> [Problem]: In the records below, some lines hold the word "sandwich". Copy each of those lines.
==== Exercise inputs
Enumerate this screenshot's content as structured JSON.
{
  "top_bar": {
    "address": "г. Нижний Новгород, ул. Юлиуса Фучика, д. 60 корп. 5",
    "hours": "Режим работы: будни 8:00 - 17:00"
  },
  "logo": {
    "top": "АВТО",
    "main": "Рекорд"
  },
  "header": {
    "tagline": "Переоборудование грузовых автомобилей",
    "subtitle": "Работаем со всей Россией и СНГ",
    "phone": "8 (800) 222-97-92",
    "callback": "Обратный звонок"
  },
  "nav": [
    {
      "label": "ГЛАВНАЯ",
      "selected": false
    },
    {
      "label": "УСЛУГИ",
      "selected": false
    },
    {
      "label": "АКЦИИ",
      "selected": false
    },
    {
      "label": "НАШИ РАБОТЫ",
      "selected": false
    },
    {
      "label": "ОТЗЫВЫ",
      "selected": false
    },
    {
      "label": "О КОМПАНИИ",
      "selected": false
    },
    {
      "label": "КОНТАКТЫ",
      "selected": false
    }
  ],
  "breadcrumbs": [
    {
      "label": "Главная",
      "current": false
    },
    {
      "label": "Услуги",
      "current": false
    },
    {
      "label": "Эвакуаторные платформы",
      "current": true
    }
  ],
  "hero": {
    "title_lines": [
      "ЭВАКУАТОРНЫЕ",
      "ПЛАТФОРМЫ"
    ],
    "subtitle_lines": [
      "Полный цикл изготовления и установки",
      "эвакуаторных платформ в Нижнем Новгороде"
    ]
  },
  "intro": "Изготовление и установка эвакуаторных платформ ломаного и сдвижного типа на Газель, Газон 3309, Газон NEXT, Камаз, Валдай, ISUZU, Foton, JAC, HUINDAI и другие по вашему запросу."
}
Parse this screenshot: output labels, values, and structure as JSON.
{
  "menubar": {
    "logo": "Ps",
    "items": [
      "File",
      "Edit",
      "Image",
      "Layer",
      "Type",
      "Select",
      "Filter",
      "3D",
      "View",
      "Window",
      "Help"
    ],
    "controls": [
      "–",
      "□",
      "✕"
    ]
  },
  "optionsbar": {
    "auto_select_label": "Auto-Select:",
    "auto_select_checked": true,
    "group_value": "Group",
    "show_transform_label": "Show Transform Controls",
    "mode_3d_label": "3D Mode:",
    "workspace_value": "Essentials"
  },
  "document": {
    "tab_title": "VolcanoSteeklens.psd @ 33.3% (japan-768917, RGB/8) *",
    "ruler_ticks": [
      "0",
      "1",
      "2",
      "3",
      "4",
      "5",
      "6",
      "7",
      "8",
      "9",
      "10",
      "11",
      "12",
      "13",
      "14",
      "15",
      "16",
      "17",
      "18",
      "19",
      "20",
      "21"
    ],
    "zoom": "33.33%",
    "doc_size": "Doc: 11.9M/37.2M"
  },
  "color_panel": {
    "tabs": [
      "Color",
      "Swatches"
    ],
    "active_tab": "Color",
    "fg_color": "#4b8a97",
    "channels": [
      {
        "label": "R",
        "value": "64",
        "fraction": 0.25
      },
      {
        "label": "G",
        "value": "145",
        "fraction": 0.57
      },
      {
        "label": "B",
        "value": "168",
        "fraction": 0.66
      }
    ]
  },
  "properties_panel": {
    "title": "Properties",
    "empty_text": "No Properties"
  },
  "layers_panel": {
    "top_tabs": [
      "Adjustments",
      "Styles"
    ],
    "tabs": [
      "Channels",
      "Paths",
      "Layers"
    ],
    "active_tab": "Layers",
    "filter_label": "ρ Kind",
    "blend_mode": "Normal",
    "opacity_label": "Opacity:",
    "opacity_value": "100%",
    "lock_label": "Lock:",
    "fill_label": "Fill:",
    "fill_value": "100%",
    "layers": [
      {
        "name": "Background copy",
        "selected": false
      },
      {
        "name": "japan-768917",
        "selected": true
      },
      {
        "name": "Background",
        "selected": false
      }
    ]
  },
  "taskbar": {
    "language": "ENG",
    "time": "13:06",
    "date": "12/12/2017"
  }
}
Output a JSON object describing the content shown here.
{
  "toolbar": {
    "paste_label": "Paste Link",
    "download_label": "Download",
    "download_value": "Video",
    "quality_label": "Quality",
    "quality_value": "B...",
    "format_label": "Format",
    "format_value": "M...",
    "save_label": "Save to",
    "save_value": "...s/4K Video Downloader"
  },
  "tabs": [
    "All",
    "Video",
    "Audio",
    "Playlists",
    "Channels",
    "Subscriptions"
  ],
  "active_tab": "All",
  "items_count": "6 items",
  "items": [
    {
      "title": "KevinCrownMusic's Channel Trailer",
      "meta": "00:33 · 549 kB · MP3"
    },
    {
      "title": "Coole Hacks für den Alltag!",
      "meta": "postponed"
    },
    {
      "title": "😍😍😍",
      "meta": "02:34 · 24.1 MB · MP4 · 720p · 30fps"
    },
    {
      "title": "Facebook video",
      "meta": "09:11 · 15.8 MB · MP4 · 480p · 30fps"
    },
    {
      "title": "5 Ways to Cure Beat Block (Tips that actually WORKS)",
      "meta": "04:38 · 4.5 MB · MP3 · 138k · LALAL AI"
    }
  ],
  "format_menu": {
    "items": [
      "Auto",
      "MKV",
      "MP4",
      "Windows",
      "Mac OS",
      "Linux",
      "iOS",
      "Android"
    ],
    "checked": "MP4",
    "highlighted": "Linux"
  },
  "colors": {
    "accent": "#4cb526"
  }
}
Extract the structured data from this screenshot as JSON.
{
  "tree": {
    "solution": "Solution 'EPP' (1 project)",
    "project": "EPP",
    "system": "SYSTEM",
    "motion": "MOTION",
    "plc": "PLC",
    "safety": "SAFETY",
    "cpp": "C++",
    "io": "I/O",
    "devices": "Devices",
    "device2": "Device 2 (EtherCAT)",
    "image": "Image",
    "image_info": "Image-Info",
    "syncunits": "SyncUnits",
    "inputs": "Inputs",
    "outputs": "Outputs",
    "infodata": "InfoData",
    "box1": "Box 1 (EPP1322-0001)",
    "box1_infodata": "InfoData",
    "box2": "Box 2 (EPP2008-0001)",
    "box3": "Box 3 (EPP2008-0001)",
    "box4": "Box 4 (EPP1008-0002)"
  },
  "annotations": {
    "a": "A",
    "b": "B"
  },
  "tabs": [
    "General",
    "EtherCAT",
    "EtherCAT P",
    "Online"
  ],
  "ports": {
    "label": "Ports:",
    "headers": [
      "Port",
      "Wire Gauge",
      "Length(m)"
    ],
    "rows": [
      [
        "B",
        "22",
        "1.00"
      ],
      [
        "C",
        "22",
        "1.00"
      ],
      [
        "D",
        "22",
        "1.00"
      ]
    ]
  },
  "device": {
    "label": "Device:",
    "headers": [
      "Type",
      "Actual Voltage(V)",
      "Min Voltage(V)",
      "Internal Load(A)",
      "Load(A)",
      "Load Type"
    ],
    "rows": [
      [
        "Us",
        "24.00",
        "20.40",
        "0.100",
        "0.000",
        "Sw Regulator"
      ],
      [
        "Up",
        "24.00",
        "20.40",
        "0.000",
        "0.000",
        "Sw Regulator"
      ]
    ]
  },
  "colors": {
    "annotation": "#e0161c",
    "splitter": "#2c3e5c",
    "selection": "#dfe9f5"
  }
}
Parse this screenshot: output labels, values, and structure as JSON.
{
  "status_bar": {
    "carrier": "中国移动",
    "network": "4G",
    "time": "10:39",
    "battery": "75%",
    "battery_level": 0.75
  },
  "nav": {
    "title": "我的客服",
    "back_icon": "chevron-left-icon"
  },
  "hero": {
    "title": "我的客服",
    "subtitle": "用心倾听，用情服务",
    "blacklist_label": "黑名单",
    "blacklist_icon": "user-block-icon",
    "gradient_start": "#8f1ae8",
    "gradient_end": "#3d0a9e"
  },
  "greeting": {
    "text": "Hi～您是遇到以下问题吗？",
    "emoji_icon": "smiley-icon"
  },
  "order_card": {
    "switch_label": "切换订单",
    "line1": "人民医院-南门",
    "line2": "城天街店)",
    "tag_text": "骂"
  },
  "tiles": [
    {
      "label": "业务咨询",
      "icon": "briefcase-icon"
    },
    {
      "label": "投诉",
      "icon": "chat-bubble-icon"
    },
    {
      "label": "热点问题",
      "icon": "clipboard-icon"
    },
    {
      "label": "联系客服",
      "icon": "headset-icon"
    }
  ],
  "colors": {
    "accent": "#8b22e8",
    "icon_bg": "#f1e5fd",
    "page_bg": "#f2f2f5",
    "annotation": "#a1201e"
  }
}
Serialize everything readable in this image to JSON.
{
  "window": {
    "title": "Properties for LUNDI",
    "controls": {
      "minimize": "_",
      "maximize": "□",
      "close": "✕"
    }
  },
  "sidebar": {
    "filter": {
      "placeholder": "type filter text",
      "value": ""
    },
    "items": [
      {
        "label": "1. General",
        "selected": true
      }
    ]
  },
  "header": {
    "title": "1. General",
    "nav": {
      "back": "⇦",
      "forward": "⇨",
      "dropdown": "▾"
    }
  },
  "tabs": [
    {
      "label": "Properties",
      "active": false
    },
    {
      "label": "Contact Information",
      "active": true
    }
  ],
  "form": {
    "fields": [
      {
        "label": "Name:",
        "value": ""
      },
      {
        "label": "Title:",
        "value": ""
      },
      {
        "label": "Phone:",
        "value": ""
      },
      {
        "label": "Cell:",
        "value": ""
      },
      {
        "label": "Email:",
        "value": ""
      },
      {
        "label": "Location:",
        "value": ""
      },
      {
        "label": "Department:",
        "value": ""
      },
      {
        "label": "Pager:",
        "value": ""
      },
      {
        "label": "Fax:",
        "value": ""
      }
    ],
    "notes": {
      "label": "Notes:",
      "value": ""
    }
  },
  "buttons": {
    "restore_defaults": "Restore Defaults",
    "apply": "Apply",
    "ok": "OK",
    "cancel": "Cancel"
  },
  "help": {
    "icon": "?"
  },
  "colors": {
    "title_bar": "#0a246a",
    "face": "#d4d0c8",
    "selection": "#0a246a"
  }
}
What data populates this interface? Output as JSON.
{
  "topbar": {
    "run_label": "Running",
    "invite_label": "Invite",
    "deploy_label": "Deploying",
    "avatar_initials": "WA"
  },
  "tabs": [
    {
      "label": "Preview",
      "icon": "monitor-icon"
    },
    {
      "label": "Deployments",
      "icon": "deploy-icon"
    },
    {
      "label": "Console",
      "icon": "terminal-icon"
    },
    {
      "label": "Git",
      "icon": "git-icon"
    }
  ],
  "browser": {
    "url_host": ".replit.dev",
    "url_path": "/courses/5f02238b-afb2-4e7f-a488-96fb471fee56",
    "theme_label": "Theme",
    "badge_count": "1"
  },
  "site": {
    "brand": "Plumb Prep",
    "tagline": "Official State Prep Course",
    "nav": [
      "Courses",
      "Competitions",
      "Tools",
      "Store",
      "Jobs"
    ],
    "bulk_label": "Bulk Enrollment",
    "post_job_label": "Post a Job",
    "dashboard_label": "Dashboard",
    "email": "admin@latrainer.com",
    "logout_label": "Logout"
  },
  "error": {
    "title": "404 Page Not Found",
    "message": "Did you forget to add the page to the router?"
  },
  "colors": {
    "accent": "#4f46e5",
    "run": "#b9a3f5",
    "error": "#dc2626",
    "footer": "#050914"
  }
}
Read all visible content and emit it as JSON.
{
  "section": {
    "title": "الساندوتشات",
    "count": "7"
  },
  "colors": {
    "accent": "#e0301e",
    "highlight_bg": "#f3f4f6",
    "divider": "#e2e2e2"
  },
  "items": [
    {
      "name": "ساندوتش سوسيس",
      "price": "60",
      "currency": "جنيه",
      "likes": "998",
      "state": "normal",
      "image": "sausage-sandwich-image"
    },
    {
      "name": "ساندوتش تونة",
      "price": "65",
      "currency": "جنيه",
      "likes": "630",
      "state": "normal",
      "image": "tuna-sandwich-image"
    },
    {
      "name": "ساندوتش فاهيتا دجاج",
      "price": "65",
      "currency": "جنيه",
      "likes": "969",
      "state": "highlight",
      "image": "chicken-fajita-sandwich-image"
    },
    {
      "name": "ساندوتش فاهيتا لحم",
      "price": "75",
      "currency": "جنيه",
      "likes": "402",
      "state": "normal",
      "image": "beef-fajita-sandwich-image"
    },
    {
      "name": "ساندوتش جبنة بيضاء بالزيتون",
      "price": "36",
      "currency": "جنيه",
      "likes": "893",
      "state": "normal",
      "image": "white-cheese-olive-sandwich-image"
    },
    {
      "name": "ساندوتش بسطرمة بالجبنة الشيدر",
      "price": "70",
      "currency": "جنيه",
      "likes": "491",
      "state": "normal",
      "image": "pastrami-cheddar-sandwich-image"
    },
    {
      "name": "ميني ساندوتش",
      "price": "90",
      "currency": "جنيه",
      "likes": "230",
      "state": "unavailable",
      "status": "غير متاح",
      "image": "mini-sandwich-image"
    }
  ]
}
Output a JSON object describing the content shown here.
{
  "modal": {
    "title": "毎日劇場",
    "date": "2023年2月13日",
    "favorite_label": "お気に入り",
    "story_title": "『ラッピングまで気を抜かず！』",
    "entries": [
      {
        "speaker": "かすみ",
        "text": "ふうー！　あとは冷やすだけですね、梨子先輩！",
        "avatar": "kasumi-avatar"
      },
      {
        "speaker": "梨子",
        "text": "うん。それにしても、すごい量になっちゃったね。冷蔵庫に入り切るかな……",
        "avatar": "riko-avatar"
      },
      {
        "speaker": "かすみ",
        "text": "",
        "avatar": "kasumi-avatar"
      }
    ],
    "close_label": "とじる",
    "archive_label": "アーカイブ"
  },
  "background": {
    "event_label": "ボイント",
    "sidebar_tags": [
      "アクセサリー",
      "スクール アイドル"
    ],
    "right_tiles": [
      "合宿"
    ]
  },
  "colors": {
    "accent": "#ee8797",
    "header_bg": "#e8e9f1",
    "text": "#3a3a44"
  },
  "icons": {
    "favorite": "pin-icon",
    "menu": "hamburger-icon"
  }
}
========
> [Solution]:
      "image": "sausage-sandwich-image"
      "image": "tuna-sandwich-image"
      "image": "chicken-fajita-sandwich-image"
      "image": "beef-fajita-sandwich-image"
      "image": "white-cheese-olive-sandwich-image"
      "image": "pastrami-cheddar-sandwich-image"
      "image": "mini-sandwich-image"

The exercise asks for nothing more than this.